Food Bank Media Relations
At the heart of New York’s greatness is our long-standing, welcoming stance towards immigrants from around the world. Immigrants not only make our city stronger, they provide the rich diversity, scrappiness and hustle that make us New York City. This is why in this city, our “immigrant population” is referred to as New Yorkers.
As one of our country’s most robust anti-hunger organizations, we are deeply troubled by proposed changes to the Public Charge test which would prevent thousands of New Yorkers from accessing the food, healthcare, and housing they need to survive. We strongly oppose this proposal, which represents an affront to our values of service, community, compassion, and dignity—and would have a devastating impact on New Yorkers struggling to make ends meet. If these changes become a reality, more New Yorkers will unnecessarily fall deeper into poverty and experience hunger. Already, the anti-immigrant stance found in this proposed change has instilled fear into families. The result of this fear is the avoidance of accessing vital services their children are eligible to receive.
In New York City, families visit our network of food pantries and soup kitchens as a last resort. These proposed changes to the Public Charge test would devastate our city’s emergency food network, which is already stretched thin. Local pantries and soup kitchens rely on a tremendous amount of volunteer service and donations from the community to stay afloat; more than half of these charities see federal policy changes as the greatest threat to their ability to provide nutrition to New Yorkers in need.
We urge all New Yorkers who care about their food insecure neighbors to speak out against this unjust proposal.
THANK YOU FOR TAKING ACTION!
The comment period on “public charge” regulation has ended.

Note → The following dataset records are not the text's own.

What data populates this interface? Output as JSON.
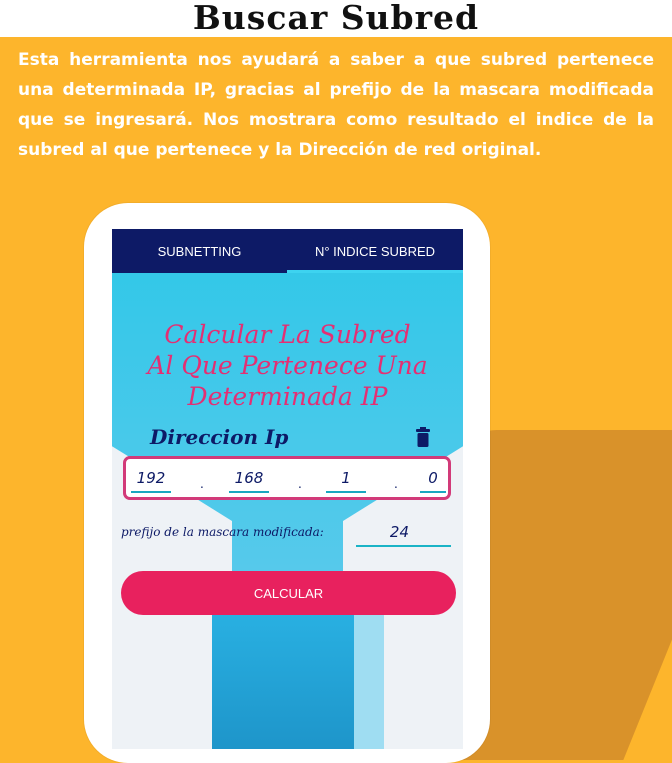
{
  "header": {
    "title": "Buscar Subred",
    "description": "Esta herramienta nos ayudará a saber a que subred pertenece una determinada IP, gracias al prefijo de la mascara modificada que se ingresará. Nos mostrara como resultado el indice de la subred al que pertenece y  la Dirección de red original."
  },
  "app": {
    "tabs": [
      {
        "label": "SUBNETTING",
        "active": false
      },
      {
        "label": "N° INDICE SUBRED",
        "active": true
      }
    ],
    "hero_title_lines": [
      "Calcular La Subred",
      "Al Que Pertenece Una",
      "Determinada IP"
    ],
    "ip_section_label": "Direccion Ip",
    "ip_octets": [
      "192",
      "168",
      "1",
      "0"
    ],
    "ip_separator": ".",
    "prefix_label": "prefijo de la mascara modificada:",
    "prefix_value": "24",
    "calculate_label": "CALCULAR",
    "icons": {
      "clear": "trash-icon"
    },
    "colors": {
      "appbar": "#0D1A66",
      "accent_pink": "#E42F73",
      "button": "#E8215E",
      "background": "#FDB52C"
    }
  }
}
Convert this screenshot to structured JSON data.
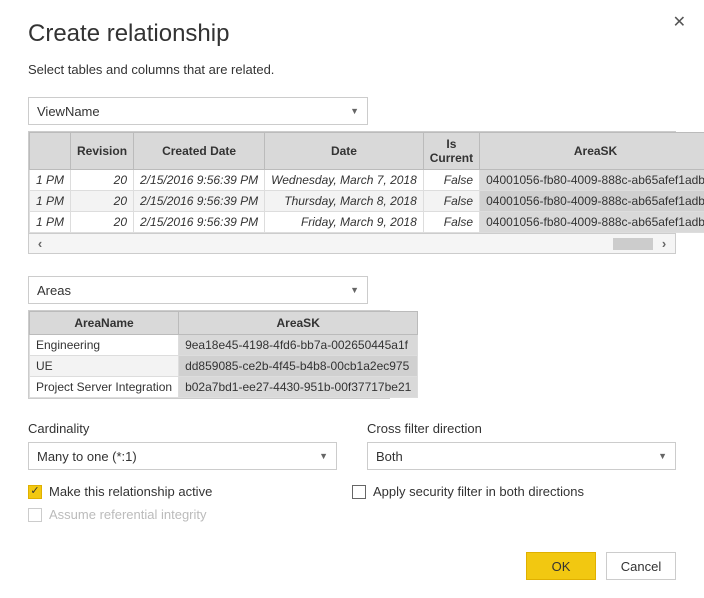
{
  "title": "Create relationship",
  "subtitle": "Select tables and columns that are related.",
  "table1": {
    "dropdown": "ViewName",
    "headers": {
      "h0": "",
      "h1": "Revision",
      "h2": "Created Date",
      "h3": "Date",
      "h4": "Is Current",
      "h5": "AreaSK"
    },
    "rows": [
      {
        "c0": "1 PM",
        "c1": "20",
        "c2": "2/15/2016 9:56:39 PM",
        "c3": "Wednesday, March 7, 2018",
        "c4": "False",
        "c5": "04001056-fb80-4009-888c-ab65afef1adb"
      },
      {
        "c0": "1 PM",
        "c1": "20",
        "c2": "2/15/2016 9:56:39 PM",
        "c3": "Thursday, March 8, 2018",
        "c4": "False",
        "c5": "04001056-fb80-4009-888c-ab65afef1adb"
      },
      {
        "c0": "1 PM",
        "c1": "20",
        "c2": "2/15/2016 9:56:39 PM",
        "c3": "Friday, March 9, 2018",
        "c4": "False",
        "c5": "04001056-fb80-4009-888c-ab65afef1adb"
      }
    ]
  },
  "table2": {
    "dropdown": "Areas",
    "headers": {
      "h0": "AreaName",
      "h1": "AreaSK"
    },
    "rows": [
      {
        "c0": "Engineering",
        "c1": "9ea18e45-4198-4fd6-bb7a-002650445a1f"
      },
      {
        "c0": "UE",
        "c1": "dd859085-ce2b-4f45-b4b8-00cb1a2ec975"
      },
      {
        "c0": "Project Server Integration",
        "c1": "b02a7bd1-ee27-4430-951b-00f37717be21"
      }
    ]
  },
  "cardinality": {
    "label": "Cardinality",
    "value": "Many to one (*:1)"
  },
  "crossfilter": {
    "label": "Cross filter direction",
    "value": "Both"
  },
  "checks": {
    "active": "Make this relationship active",
    "integrity": "Assume referential integrity",
    "security": "Apply security filter in both directions"
  },
  "buttons": {
    "ok": "OK",
    "cancel": "Cancel"
  }
}
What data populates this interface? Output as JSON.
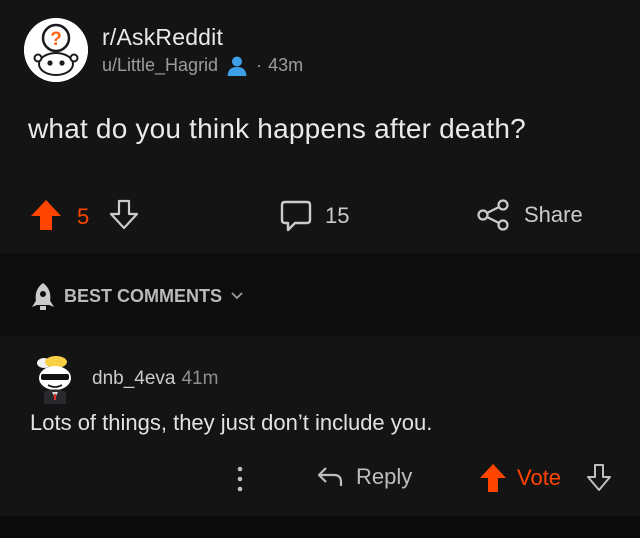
{
  "post": {
    "subreddit": "r/AskReddit",
    "author": "u/Little_Hagrid",
    "separator": "·",
    "age": "43m",
    "title": "what do you think happens after death?",
    "score": "5",
    "comment_count": "15",
    "share_label": "Share"
  },
  "sort": {
    "label": "BEST COMMENTS"
  },
  "comment": {
    "author": "dnb_4eva",
    "age": "41m",
    "body": "Lots of things, they just don’t include you.",
    "reply_label": "Reply",
    "vote_label": "Vote"
  },
  "colors": {
    "upvote": "#ff4500",
    "background": "#141415",
    "text": "#d7dadc"
  }
}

Together, over 200,000 comments were delivered to the Department of Homeland Security (DHS) opposing this cruel and harmful proposal. The proposed rule has not been finalized. The DHS must review and respond to every issue presented in the comments. Click the button to read Food Bank For New York City’s submitted comment.